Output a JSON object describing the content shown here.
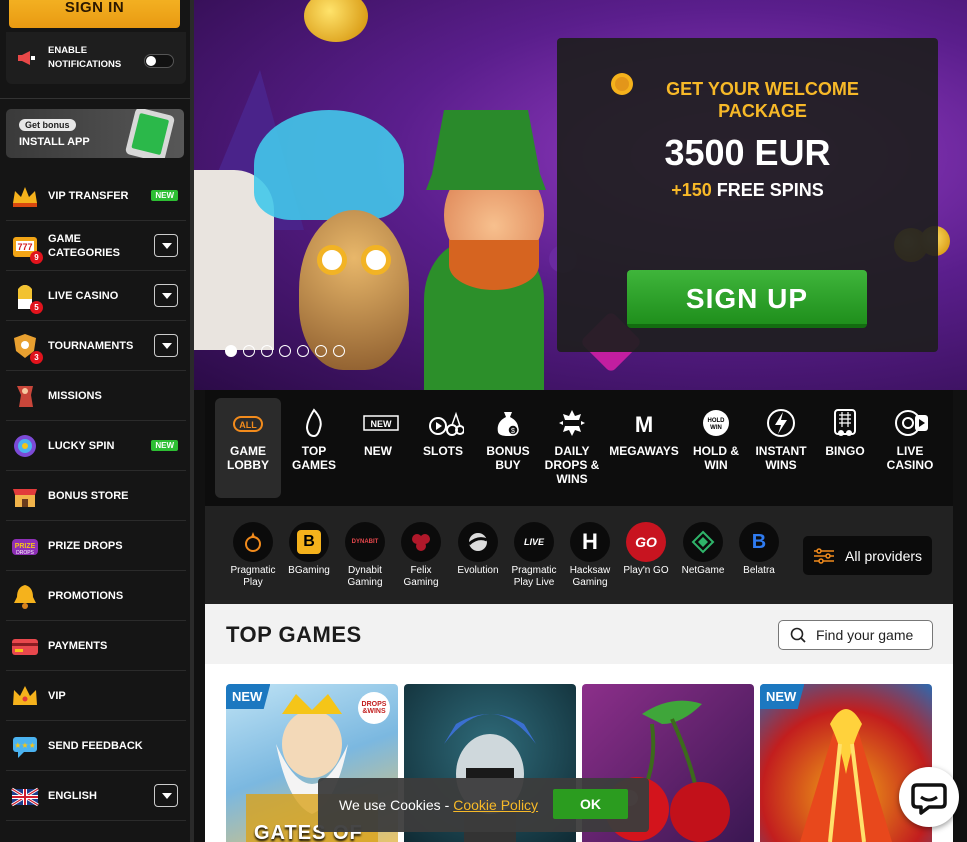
{
  "sidebar": {
    "signin_label": "SIGN IN",
    "notifications_label_1": "ENABLE",
    "notifications_label_2": "NOTIFICATIONS",
    "get_bonus": "Get bonus",
    "install_app": "INSTALL APP",
    "items": [
      {
        "label": "VIP TRANSFER",
        "icon": "crown-icon",
        "badge": "NEW"
      },
      {
        "label1": "GAME",
        "label2": "CATEGORIES",
        "icon": "slot-777-icon",
        "count": "9"
      },
      {
        "label": "LIVE CASINO",
        "icon": "dealer-icon",
        "count": "5"
      },
      {
        "label": "TOURNAMENTS",
        "icon": "shield-icon",
        "count": "3"
      },
      {
        "label": "MISSIONS",
        "icon": "missions-icon"
      },
      {
        "label": "LUCKY SPIN",
        "icon": "wheel-icon",
        "badge": "NEW"
      },
      {
        "label": "BONUS STORE",
        "icon": "store-icon"
      },
      {
        "label": "PRIZE DROPS",
        "icon": "prize-drops-icon"
      },
      {
        "label": "PROMOTIONS",
        "icon": "bell-icon"
      },
      {
        "label": "PAYMENTS",
        "icon": "card-icon"
      },
      {
        "label": "VIP",
        "icon": "vip-crown-icon"
      },
      {
        "label": "SEND FEEDBACK",
        "icon": "feedback-icon"
      },
      {
        "label": "ENGLISH",
        "icon": "uk-flag-icon"
      }
    ]
  },
  "hero": {
    "welcome_line1": "GET YOUR WELCOME",
    "welcome_line2": "PACKAGE",
    "amount": "3500 EUR",
    "spins_plus": "+150",
    "spins_text": "FREE SPINS",
    "signup_label": "SIGN UP",
    "slides_total": 7,
    "slide_active": 1
  },
  "categories": [
    {
      "label1": "GAME",
      "label2": "LOBBY",
      "icon_text": "ALL"
    },
    {
      "label1": "TOP",
      "label2": "GAMES"
    },
    {
      "label1": "NEW",
      "label2": "",
      "icon_text": "NEW"
    },
    {
      "label1": "SLOTS",
      "label2": ""
    },
    {
      "label1": "BONUS",
      "label2": "BUY"
    },
    {
      "label1": "DAILY",
      "label2": "DROPS &",
      "label3": "WINS"
    },
    {
      "label1": "MEGAWAYS",
      "label2": "",
      "icon_text": "M"
    },
    {
      "label1": "HOLD &",
      "label2": "WIN",
      "icon_text": "HOLD WIN"
    },
    {
      "label1": "INSTANT",
      "label2": "WINS"
    },
    {
      "label1": "BINGO",
      "label2": ""
    },
    {
      "label1": "LIVE",
      "label2": "CASINO"
    }
  ],
  "providers": [
    {
      "label1": "Pragmatic",
      "label2": "Play"
    },
    {
      "label1": "BGaming",
      "label2": "",
      "icon_text": "B"
    },
    {
      "label1": "Dynabit",
      "label2": "Gaming",
      "icon_text": "DYNABIT"
    },
    {
      "label1": "Felix",
      "label2": "Gaming"
    },
    {
      "label1": "Evolution",
      "label2": ""
    },
    {
      "label1": "Pragmatic",
      "label2": "Play Live",
      "icon_text": "LIVE"
    },
    {
      "label1": "Hacksaw",
      "label2": "Gaming",
      "icon_text": "H"
    },
    {
      "label1": "Play'n GO",
      "label2": "",
      "icon_text": "GO"
    },
    {
      "label1": "NetGame",
      "label2": ""
    },
    {
      "label1": "Belatra",
      "label2": "",
      "icon_text": "B"
    }
  ],
  "all_providers": "All providers",
  "top_games": {
    "title": "TOP GAMES",
    "search_placeholder": "Find your game",
    "games": [
      {
        "badge": "NEW",
        "overlay": "DROPS &WINS",
        "caption": "GATES OF"
      },
      {
        "badge": ""
      },
      {
        "badge": ""
      },
      {
        "badge": "NEW"
      }
    ]
  },
  "cookie": {
    "text": "We use Cookies - ",
    "link": "Cookie Policy",
    "ok": "OK"
  },
  "colors": {
    "accent_gold": "#f7b928",
    "signup_green": "#2b9c1f",
    "new_badge_green": "#2dbf33",
    "new_game_blue": "#1c78c0"
  }
}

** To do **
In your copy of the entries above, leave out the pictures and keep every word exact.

** Answer for the task **
Output a JSON object describing the content shown here.
{
  "sidebar": {
    "signin_label": "SIGN IN",
    "notifications_label_1": "ENABLE",
    "notifications_label_2": "NOTIFICATIONS",
    "get_bonus": "Get bonus",
    "install_app": "INSTALL APP",
    "items": [
      {
        "label": "VIP TRANSFER",
        "icon": "crown-icon",
        "badge": "NEW"
      },
      {
        "label1": "GAME",
        "label2": "CATEGORIES",
        "icon": "slot-777-icon",
        "count": "9"
      },
      {
        "label": "LIVE CASINO",
        "icon": "dealer-icon",
        "count": "5"
      },
      {
        "label": "TOURNAMENTS",
        "icon": "shield-icon",
        "count": "3"
      },
      {
        "label": "MISSIONS",
        "icon": "missions-icon"
      },
      {
        "label": "LUCKY SPIN",
        "icon": "wheel-icon",
        "badge": "NEW"
      },
      {
        "label": "BONUS STORE",
        "icon": "store-icon"
      },
      {
        "label": "PRIZE DROPS",
        "icon": "prize-drops-icon"
      },
      {
        "label": "PROMOTIONS",
        "icon": "bell-icon"
      },
      {
        "label": "PAYMENTS",
        "icon": "card-icon"
      },
      {
        "label": "VIP",
        "icon": "vip-crown-icon"
      },
      {
        "label": "SEND FEEDBACK",
        "icon": "feedback-icon"
      },
      {
        "label": "ENGLISH",
        "icon": "uk-flag-icon"
      }
    ]
  },
  "hero": {
    "welcome_line1": "GET YOUR WELCOME",
    "welcome_line2": "PACKAGE",
    "amount": "3500 EUR",
    "spins_plus": "+150",
    "spins_text": "FREE SPINS",
    "signup_label": "SIGN UP",
    "slides_total": 7,
    "slide_active": 1
  },
  "categories": [
    {
      "label1": "GAME",
      "label2": "LOBBY",
      "icon_text": "ALL"
    },
    {
      "label1": "TOP",
      "label2": "GAMES"
    },
    {
      "label1": "NEW",
      "label2": "",
      "icon_text": "NEW"
    },
    {
      "label1": "SLOTS",
      "label2": ""
    },
    {
      "label1": "BONUS",
      "label2": "BUY"
    },
    {
      "label1": "DAILY",
      "label2": "DROPS &",
      "label3": "WINS"
    },
    {
      "label1": "MEGAWAYS",
      "label2": "",
      "icon_text": "M"
    },
    {
      "label1": "HOLD &",
      "label2": "WIN",
      "icon_text": "HOLD WIN"
    },
    {
      "label1": "INSTANT",
      "label2": "WINS"
    },
    {
      "label1": "BINGO",
      "label2": ""
    },
    {
      "label1": "LIVE",
      "label2": "CASINO"
    }
  ],
  "providers": [
    {
      "label1": "Pragmatic",
      "label2": "Play"
    },
    {
      "label1": "BGaming",
      "label2": "",
      "icon_text": "B"
    },
    {
      "label1": "Dynabit",
      "label2": "Gaming",
      "icon_text": "DYNABIT"
    },
    {
      "label1": "Felix",
      "label2": "Gaming"
    },
    {
      "label1": "Evolution",
      "label2": ""
    },
    {
      "label1": "Pragmatic",
      "label2": "Play Live",
      "icon_text": "LIVE"
    },
    {
      "label1": "Hacksaw",
      "label2": "Gaming",
      "icon_text": "H"
    },
    {
      "label1": "Play'n GO",
      "label2": "",
      "icon_text": "GO"
    },
    {
      "label1": "NetGame",
      "label2": ""
    },
    {
      "label1": "Belatra",
      "label2": "",
      "icon_text": "B"
    }
  ],
  "all_providers": "All providers",
  "top_games": {
    "title": "TOP GAMES",
    "search_placeholder": "Find your game",
    "games": [
      {
        "badge": "NEW",
        "overlay": "DROPS &WINS",
        "caption": "GATES OF"
      },
      {
        "badge": ""
      },
      {
        "badge": ""
      },
      {
        "badge": "NEW"
      }
    ]
  },
  "cookie": {
    "text": "We use Cookies - ",
    "link": "Cookie Policy",
    "ok": "OK"
  },
  "colors": {
    "accent_gold": "#f7b928",
    "signup_green": "#2b9c1f",
    "new_badge_green": "#2dbf33",
    "new_game_blue": "#1c78c0"
  }
}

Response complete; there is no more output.